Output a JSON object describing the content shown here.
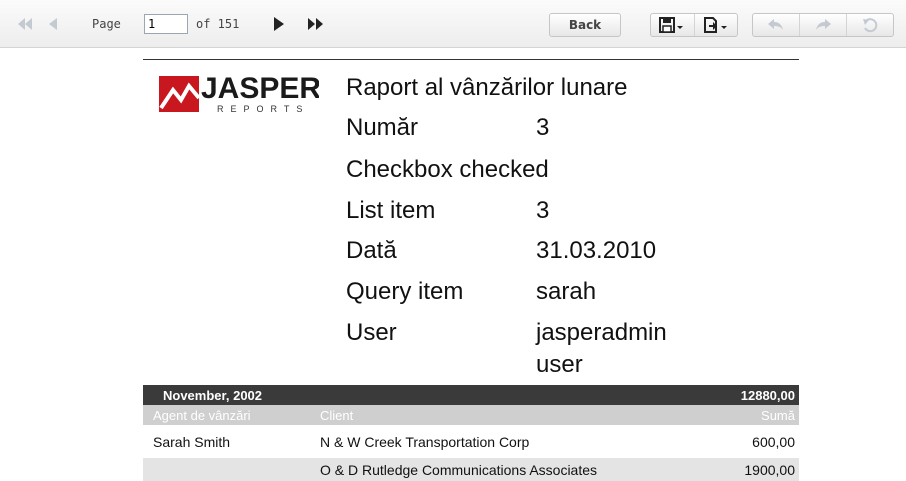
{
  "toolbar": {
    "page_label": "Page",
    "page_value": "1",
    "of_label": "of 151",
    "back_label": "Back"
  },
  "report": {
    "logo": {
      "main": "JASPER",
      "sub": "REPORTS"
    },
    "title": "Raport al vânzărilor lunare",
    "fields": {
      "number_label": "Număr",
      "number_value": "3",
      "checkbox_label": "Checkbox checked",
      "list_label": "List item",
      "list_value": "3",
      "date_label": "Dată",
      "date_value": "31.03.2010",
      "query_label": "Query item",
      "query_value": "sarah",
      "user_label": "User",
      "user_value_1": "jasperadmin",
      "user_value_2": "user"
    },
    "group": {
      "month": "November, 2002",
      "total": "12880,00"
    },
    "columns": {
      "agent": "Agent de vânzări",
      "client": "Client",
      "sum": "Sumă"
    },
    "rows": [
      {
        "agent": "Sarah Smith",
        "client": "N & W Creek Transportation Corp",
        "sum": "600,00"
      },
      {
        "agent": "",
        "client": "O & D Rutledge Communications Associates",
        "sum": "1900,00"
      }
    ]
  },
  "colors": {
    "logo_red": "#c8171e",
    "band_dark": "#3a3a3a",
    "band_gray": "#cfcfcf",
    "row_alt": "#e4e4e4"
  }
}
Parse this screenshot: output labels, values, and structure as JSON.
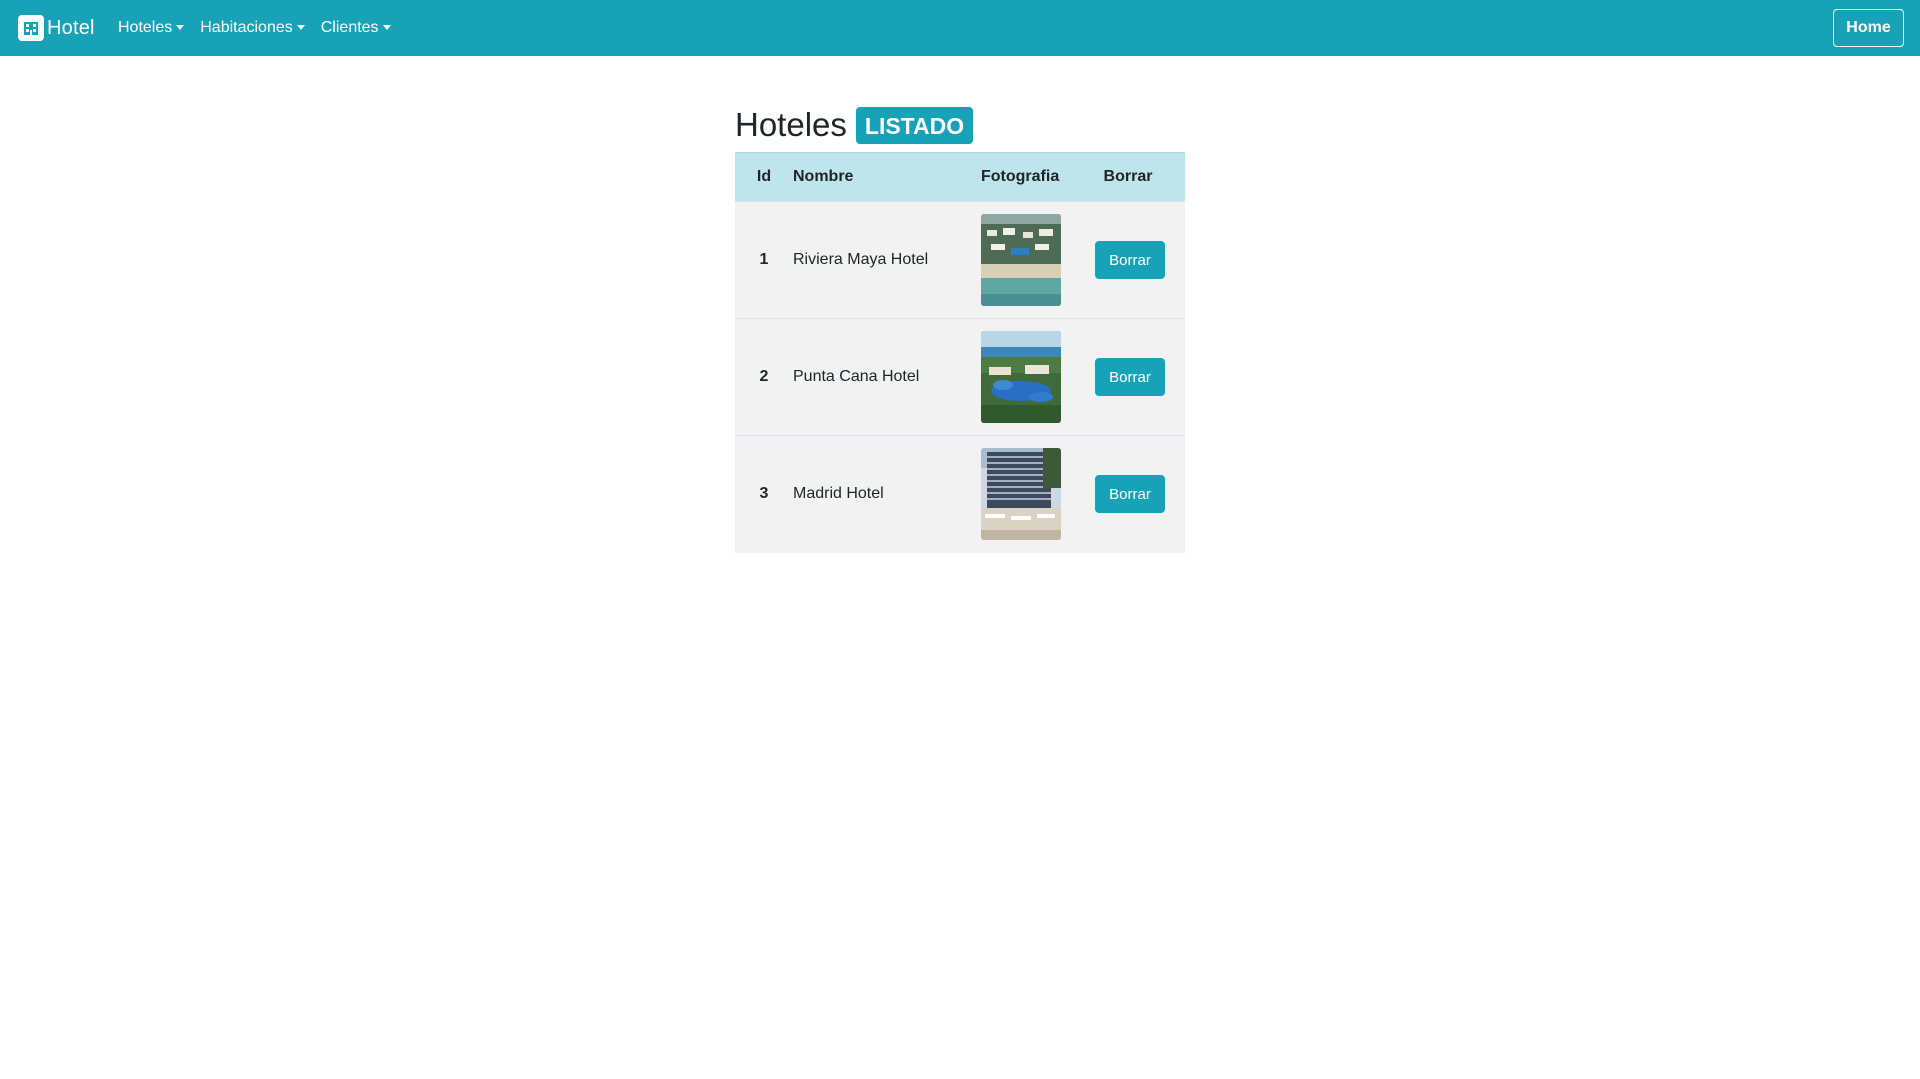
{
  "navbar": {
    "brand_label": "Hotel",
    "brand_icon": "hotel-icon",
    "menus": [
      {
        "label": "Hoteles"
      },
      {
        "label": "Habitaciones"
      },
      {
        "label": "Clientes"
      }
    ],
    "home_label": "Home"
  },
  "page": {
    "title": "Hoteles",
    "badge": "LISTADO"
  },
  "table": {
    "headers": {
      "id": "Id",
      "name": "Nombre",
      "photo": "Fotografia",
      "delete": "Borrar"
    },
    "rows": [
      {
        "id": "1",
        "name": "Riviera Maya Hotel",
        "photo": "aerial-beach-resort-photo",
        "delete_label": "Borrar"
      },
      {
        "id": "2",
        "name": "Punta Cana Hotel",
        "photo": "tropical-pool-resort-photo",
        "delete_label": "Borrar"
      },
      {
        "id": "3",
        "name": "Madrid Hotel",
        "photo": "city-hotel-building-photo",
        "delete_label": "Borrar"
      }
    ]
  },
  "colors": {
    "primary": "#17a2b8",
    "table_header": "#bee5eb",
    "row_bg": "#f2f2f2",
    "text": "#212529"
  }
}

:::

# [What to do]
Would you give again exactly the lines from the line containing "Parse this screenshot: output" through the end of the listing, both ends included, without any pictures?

# [Response below]
Parse this screenshot: output labels, values, and structure as JSON.
{
  "navbar": {
    "brand_label": "Hotel",
    "brand_icon": "hotel-icon",
    "menus": [
      {
        "label": "Hoteles"
      },
      {
        "label": "Habitaciones"
      },
      {
        "label": "Clientes"
      }
    ],
    "home_label": "Home"
  },
  "page": {
    "title": "Hoteles",
    "badge": "LISTADO"
  },
  "table": {
    "headers": {
      "id": "Id",
      "name": "Nombre",
      "photo": "Fotografia",
      "delete": "Borrar"
    },
    "rows": [
      {
        "id": "1",
        "name": "Riviera Maya Hotel",
        "photo": "aerial-beach-resort-photo",
        "delete_label": "Borrar"
      },
      {
        "id": "2",
        "name": "Punta Cana Hotel",
        "photo": "tropical-pool-resort-photo",
        "delete_label": "Borrar"
      },
      {
        "id": "3",
        "name": "Madrid Hotel",
        "photo": "city-hotel-building-photo",
        "delete_label": "Borrar"
      }
    ]
  },
  "colors": {
    "primary": "#17a2b8",
    "table_header": "#bee5eb",
    "row_bg": "#f2f2f2",
    "text": "#212529"
  }
}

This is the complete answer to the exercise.